As the financial adviser, the unit of First Chicago Corp. last Friday posted a 24-page preliminary offering statement for the Illinois village, widening the prospective field of bidders for the municipal bond.
First Chicago said Internet access to a wide array of underwriters will make the bond cheaper to issue.
"There's no question that we will have improved the interest rate prospects for the village," said Thomas J. Campbell, senior managing director of First Chicago Capital Markets.
Normally, there are about five bidders on any triple-A credit like Northbrook. First Chicago hopes the Internet will increase that to seven or more.
"They've got to be getting the lowest rate in the market on any given day," by using the Internet, said Mr. Campbell.
Thus far, about 80 electronic inquiries have been made about the issue since it was posted last Friday.
Although First Chicago couldn't determine who was looking at the proposal through the Internet and it didn't have a particular target number, it was pleased with the initial response.
The posting contains all the pertinent financial information on Northbrook, in addition to the structure of the deal, except for interest rates.

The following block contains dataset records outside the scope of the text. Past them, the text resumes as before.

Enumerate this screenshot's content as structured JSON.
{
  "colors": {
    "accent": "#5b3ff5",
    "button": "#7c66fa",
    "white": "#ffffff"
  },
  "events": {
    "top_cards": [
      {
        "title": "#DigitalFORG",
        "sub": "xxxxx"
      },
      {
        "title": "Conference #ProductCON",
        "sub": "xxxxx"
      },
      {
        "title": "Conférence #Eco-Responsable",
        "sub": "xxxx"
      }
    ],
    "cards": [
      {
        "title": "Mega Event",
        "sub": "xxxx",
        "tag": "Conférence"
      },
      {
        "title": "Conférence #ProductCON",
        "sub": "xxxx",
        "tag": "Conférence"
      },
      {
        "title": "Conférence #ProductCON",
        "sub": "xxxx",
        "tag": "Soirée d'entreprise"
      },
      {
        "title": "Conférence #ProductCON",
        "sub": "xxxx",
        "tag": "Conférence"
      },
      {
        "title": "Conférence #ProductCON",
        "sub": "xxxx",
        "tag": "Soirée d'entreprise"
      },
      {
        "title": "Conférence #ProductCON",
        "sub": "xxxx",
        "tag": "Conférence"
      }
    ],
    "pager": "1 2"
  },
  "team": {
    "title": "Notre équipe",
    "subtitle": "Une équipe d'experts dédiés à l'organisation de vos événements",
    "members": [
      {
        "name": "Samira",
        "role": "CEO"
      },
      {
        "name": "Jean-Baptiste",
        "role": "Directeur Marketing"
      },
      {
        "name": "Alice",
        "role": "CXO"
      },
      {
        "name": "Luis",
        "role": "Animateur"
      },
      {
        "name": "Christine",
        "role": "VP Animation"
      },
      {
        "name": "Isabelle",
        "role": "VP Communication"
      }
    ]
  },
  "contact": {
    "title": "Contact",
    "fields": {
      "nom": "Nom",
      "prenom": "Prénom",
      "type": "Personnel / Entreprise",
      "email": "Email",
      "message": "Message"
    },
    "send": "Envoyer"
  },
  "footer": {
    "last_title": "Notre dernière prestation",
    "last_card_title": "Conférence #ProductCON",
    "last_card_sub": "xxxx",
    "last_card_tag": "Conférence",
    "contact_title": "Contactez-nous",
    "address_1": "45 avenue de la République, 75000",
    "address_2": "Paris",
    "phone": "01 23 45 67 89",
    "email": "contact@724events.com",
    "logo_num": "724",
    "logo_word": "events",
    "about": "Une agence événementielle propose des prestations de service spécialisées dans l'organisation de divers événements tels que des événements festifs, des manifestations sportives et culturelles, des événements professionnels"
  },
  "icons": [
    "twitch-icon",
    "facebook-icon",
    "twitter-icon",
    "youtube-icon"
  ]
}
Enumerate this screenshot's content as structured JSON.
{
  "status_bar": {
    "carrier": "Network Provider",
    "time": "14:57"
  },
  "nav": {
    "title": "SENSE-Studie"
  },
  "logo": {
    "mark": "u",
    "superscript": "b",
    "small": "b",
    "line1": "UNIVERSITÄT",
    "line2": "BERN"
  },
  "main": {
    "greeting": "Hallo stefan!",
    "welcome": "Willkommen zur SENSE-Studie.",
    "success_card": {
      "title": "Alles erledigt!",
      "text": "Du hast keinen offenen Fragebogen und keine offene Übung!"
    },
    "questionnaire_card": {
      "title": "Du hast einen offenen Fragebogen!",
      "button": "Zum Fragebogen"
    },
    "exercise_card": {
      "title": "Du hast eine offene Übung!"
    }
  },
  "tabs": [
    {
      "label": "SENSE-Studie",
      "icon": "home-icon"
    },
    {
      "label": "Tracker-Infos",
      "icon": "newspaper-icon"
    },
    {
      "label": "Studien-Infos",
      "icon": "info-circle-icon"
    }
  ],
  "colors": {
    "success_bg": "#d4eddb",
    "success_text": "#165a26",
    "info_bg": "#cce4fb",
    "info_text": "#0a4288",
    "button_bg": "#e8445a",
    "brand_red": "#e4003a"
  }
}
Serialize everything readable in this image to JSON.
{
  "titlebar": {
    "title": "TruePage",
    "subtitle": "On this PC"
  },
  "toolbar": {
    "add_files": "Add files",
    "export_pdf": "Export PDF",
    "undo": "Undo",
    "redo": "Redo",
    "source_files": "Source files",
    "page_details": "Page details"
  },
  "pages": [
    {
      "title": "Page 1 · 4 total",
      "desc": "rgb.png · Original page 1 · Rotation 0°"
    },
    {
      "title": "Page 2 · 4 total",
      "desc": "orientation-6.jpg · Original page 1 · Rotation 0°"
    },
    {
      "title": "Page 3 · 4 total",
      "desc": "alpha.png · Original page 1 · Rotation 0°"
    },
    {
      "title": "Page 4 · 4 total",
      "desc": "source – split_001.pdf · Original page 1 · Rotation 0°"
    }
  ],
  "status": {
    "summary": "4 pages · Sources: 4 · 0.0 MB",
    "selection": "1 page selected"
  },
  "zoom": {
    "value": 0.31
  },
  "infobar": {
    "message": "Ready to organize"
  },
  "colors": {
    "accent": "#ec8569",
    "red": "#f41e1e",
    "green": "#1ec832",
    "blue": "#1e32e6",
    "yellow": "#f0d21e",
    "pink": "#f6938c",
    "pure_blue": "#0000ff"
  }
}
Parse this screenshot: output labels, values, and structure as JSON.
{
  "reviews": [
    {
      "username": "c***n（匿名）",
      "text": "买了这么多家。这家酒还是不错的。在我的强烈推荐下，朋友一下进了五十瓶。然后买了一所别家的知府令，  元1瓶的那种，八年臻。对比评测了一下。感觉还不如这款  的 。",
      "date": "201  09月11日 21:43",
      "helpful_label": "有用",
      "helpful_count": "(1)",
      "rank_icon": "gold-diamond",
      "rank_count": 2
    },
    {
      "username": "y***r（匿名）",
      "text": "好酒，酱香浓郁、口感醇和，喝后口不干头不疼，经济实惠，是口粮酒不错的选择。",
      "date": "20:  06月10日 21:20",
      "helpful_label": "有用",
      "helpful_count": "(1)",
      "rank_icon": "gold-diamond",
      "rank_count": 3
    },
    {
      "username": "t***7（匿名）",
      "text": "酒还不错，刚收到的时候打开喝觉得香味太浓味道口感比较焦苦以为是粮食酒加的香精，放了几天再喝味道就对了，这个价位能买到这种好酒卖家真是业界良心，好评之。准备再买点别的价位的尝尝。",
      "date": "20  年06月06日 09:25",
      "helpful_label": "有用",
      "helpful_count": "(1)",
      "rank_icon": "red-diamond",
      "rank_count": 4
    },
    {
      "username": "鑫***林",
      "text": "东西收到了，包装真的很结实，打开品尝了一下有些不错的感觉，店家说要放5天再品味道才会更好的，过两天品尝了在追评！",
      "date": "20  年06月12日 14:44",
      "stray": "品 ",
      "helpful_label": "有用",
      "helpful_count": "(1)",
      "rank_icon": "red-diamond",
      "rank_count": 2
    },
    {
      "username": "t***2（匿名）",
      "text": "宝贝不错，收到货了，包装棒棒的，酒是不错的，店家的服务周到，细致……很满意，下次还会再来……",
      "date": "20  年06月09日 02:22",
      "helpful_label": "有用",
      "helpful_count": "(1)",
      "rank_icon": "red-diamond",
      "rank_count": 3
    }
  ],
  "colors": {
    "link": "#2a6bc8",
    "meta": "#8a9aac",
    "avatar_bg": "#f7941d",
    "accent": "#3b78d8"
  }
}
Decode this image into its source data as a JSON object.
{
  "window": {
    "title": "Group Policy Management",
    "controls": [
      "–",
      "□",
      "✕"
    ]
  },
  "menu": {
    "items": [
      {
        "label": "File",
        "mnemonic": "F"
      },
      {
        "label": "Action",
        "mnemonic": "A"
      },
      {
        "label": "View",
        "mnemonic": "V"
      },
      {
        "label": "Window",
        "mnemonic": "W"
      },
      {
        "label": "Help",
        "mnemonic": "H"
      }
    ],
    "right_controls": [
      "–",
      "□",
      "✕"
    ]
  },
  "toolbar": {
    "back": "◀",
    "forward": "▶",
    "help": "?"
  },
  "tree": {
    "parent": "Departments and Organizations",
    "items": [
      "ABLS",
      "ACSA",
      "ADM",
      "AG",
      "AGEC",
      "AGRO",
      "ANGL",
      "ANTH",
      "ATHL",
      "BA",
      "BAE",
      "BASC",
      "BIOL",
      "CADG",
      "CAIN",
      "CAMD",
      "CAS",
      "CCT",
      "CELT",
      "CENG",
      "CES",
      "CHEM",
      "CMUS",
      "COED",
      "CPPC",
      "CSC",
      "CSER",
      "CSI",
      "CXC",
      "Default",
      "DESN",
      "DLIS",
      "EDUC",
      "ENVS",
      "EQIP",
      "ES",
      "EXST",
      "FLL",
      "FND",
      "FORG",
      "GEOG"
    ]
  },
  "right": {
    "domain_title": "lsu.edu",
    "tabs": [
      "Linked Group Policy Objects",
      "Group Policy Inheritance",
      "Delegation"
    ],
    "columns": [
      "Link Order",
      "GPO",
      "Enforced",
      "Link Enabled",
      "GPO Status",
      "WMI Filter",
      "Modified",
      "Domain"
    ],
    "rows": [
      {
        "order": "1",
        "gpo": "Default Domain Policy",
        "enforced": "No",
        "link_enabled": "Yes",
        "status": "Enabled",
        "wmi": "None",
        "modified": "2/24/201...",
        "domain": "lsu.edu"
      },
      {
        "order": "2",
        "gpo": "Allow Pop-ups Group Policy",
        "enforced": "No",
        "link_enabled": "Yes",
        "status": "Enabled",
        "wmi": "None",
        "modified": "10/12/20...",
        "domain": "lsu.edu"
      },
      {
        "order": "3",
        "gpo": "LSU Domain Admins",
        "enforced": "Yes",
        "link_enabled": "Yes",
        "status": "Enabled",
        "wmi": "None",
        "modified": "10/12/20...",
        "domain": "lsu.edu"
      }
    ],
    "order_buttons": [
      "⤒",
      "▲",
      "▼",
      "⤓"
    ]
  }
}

The Internet listing also contains a description of the use for the proceeds, which include improving roadways, acquiring public safety equipment, refinancing Northbrook's more expensive bond issues, and constructing two fire stations.
First Chicago said the Internet listing enhances the search capabilities of prospective underwriters. "The Internet gives you instantaneous disclosure," said John Peterson, a vice president with First Chicago.
While hopeful about the potential benefits of Internet access, First Chicago also sent out hard copies of the proposal.
By sending out hard copies, First Chicago not only gives those who don't have access to the Internet an opportunity to bid for the deal, but also minimizes the potential concerns of the Securities and Exchange Commission.
"If we delivered the offering electronically only, we would have had to have a hard copy correspondence between ourselves and the recipients saying that they accept this as the method of delivery and they reserve the right to receive this by hard copy in the future," said Mr. Campbell.
First Chicago put a notice on the Internet previously about a municipal bond deal, for a school district in Illinois, but had not gone as far as posting a preliminary offering.
Municipal bond underwriters said providing information through the Internet could have some positive effect in the future, although they said the ultimate test is whether electronic delivery of information is cost effective.
Selling the bonds through the Internet is the next step, said industry followers.
The idea met with some skepticism among players in the municipal bond industry.
"We add value by talking about the transaction with the customer (i.e. the prospective investor)," said one underwriter.
Others expressed concerns about how regulatory agencies might view such an electronic securities transaction.
Nonetheless, the industry generally thought the process would inevitably evolve towards a more active use of technology.
"Clearly, a portion of the future of the securities business lies in technology," said Si Matthies, a senior vice president and trading manager at Norwest Corp.
Said Mr. Campbell: "The industry is evolving. We're just trying to help it evolve faster."